When they started school it didn’t took long for them to start talking and playing in english. The same happened with their italian friends from playgroup. But they never spoke english to me. In fact it took them a while to understand that on some occasion we had to speak english to be polite with people who could not understand.

We travelled to Italy often and that was always a boost to their language. When they were still in primary school we spent six months there and they had the opportunity of going to school. It was a fabulous experience for them both, but they kept talking english amongst themselves!

Julia took italian as a VCE (final exams) subject last year. It was always going to be easy for her and I would have liked her to study more. Still she managed to do very well. After her oral exam I received a phone call from a friend, an italian teacher. She told me that her friend was one of the examiner and she told her about this girl with and italian mother and australian father who spoke so well she could not believe she wasn’t italian. She told her that she was hoping her daughter would grow up to speak just like her. My friend asked a few clarifying questions and she understood that it was Julia she was talking about. It wasn’t too ethical but she couldn’t help telling me. It was one of my proudest moment!

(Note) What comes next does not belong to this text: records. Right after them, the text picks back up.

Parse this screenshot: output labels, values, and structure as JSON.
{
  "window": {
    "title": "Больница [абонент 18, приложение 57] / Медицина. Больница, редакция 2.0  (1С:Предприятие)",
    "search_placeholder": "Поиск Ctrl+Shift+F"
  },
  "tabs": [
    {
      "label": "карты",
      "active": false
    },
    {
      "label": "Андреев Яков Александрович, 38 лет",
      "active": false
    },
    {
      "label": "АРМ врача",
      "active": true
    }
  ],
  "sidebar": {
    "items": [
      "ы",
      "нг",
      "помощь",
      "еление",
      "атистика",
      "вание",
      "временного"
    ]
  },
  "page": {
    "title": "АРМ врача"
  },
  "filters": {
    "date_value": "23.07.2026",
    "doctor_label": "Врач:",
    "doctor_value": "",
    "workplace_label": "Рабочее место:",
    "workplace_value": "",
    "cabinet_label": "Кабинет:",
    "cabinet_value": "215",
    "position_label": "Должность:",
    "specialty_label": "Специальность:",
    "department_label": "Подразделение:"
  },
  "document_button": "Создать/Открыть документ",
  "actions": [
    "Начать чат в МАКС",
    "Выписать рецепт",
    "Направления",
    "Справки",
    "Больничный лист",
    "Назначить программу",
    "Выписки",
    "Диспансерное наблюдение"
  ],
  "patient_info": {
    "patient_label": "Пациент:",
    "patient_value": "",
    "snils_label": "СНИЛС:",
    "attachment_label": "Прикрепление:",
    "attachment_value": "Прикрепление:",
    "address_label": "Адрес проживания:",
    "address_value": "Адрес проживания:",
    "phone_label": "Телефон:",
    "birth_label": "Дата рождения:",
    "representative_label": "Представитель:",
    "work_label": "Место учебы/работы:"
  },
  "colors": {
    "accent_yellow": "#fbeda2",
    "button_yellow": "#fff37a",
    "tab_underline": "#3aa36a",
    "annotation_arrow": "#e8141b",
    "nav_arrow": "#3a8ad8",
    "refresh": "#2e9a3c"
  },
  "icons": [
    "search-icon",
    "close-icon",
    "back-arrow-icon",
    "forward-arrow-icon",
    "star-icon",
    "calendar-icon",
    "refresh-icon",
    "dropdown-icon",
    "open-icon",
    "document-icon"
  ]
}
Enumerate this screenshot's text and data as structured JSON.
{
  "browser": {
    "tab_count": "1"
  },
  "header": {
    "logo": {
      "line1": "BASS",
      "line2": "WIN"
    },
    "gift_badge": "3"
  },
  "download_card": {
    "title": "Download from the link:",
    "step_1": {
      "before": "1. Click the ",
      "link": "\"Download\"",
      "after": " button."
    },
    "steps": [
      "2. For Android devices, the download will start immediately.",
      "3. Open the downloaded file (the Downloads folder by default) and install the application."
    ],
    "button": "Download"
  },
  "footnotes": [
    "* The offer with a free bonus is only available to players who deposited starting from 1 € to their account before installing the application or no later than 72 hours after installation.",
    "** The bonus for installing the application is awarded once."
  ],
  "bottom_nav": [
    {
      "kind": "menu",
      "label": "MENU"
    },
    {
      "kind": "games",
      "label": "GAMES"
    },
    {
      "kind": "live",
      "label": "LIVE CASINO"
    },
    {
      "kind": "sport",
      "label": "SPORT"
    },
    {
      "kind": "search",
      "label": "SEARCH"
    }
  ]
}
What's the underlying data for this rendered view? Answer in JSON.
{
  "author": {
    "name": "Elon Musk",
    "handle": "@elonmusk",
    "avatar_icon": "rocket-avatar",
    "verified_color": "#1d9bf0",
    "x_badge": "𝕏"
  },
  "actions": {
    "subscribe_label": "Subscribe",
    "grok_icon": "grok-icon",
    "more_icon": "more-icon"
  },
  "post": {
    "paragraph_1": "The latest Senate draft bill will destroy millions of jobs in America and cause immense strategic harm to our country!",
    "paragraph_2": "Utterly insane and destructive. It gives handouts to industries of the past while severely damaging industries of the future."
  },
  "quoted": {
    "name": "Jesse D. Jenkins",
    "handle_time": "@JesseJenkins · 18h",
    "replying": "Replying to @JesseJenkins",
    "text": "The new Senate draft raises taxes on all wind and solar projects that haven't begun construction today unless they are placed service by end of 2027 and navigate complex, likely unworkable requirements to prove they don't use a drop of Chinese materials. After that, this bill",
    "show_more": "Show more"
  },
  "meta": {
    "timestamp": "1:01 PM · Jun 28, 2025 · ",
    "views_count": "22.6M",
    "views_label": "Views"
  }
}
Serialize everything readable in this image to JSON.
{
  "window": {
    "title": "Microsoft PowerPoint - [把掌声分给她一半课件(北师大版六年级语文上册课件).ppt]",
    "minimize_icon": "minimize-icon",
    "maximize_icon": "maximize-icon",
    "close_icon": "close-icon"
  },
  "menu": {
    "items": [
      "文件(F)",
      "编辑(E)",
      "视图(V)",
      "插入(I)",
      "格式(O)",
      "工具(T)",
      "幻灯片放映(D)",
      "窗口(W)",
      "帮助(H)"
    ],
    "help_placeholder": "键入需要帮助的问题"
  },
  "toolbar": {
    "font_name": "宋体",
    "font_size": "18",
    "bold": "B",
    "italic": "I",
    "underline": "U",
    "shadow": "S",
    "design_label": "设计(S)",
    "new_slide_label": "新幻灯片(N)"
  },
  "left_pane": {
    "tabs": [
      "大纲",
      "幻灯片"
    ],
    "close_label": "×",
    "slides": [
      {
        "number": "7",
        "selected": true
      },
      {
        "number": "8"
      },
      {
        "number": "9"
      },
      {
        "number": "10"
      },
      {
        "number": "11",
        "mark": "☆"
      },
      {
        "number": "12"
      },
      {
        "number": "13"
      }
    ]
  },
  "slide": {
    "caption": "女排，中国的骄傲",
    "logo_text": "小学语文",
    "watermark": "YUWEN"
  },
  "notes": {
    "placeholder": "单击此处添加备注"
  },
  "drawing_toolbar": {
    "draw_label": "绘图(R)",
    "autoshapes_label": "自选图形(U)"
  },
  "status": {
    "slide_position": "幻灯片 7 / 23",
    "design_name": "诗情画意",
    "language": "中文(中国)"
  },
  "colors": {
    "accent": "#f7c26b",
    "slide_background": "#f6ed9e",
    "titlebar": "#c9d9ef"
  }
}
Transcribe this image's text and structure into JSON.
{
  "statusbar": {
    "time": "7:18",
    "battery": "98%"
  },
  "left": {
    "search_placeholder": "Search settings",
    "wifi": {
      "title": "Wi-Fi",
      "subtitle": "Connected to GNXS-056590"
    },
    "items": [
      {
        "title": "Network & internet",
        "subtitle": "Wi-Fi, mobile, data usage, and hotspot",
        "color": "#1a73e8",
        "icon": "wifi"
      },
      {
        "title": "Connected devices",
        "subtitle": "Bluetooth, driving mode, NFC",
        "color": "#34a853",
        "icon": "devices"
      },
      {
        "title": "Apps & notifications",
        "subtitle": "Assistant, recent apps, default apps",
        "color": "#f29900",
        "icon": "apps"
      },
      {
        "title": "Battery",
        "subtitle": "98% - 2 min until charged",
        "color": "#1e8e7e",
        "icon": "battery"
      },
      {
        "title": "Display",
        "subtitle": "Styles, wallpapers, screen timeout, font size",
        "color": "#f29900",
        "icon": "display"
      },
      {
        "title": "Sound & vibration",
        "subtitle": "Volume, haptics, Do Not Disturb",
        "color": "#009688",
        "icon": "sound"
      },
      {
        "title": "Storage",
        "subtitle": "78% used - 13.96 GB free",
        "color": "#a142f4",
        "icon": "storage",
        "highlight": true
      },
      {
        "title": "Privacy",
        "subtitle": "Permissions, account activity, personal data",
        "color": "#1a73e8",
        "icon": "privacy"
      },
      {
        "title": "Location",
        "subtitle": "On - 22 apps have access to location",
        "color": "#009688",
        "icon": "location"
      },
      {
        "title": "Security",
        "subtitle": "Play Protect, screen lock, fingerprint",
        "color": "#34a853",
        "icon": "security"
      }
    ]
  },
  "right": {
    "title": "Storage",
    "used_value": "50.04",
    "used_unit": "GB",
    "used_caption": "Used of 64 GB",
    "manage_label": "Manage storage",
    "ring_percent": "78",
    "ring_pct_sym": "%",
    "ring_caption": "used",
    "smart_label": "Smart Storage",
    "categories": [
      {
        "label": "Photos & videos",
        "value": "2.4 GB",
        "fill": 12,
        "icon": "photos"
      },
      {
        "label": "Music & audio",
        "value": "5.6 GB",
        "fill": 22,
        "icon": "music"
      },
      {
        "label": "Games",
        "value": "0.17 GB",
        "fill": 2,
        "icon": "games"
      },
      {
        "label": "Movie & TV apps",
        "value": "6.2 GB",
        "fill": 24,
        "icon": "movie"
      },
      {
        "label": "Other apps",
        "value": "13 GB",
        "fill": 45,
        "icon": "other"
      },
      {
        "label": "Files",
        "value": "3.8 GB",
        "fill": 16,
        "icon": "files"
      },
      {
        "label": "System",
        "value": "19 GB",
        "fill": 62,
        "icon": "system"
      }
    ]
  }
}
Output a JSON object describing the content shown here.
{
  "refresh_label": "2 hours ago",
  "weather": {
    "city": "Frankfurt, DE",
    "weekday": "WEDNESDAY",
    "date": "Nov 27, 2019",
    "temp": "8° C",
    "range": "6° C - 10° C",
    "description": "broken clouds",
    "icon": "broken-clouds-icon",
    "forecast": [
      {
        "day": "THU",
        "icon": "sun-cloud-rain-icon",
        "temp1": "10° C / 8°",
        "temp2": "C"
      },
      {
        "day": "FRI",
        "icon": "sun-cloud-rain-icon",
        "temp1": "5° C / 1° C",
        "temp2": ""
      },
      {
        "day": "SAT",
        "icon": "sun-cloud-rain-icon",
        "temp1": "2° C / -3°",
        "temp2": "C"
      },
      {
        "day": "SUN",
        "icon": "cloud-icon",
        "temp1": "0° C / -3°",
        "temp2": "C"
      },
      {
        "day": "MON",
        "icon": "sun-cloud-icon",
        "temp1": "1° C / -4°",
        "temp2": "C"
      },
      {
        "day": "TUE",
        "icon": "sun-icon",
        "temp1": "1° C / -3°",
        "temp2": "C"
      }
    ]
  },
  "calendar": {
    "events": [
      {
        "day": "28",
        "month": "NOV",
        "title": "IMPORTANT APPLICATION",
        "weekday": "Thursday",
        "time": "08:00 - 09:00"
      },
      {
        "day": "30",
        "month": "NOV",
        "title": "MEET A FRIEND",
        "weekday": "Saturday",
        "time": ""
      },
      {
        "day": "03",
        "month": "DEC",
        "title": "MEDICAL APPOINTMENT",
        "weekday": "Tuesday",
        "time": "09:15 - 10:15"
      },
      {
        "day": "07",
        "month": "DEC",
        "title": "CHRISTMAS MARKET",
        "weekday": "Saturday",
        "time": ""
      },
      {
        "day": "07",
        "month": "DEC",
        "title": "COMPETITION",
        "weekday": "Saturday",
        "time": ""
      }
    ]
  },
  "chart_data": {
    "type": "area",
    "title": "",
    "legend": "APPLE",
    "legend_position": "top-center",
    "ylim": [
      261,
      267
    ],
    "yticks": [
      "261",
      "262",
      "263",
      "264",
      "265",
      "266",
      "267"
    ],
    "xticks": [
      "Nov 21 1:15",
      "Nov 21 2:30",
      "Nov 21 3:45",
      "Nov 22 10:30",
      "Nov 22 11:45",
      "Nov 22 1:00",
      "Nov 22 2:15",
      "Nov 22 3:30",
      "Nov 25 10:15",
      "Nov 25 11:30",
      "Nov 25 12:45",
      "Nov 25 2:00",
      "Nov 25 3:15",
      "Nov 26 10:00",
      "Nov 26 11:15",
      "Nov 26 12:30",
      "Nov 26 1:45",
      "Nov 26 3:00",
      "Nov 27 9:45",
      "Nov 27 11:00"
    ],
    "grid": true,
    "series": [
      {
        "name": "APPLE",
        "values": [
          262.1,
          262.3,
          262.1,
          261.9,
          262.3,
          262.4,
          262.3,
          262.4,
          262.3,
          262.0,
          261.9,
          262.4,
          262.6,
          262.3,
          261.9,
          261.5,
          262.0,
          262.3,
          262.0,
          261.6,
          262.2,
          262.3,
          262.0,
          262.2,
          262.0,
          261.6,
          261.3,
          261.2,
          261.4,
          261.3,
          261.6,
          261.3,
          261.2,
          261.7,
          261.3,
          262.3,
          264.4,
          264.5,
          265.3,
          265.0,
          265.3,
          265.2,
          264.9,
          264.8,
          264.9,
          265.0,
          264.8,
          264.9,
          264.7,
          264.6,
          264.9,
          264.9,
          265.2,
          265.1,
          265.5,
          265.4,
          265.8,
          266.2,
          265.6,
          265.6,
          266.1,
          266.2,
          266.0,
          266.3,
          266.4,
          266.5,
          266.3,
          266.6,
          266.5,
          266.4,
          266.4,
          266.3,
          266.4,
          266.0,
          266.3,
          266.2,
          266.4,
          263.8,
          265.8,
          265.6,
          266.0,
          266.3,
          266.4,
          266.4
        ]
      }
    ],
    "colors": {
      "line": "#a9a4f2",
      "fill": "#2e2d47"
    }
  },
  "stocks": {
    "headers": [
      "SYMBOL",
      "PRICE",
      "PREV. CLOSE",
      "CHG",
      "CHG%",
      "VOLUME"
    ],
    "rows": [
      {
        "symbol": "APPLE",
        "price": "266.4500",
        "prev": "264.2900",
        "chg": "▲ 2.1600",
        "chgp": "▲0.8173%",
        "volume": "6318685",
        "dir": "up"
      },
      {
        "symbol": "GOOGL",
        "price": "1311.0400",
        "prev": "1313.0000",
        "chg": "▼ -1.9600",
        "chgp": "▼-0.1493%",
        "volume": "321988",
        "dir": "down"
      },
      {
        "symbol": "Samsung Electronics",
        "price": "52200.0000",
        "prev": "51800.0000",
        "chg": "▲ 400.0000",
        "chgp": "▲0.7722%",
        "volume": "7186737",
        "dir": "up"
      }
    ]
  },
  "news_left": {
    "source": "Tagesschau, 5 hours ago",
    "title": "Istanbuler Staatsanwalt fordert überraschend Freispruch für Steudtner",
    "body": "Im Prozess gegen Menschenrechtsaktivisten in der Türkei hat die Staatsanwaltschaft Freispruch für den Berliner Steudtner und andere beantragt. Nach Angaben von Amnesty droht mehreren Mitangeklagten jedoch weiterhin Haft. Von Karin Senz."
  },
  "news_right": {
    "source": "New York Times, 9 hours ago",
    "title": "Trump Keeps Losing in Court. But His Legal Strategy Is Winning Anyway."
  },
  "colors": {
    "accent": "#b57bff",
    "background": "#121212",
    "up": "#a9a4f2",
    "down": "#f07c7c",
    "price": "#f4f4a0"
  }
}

I have to admit that I often thought of what I would do if they stopped talking to me in italian, beside being broken hearted! But now I am confident it will never happen, our relationship is strong and it can only be in italian, my own language, the language I love.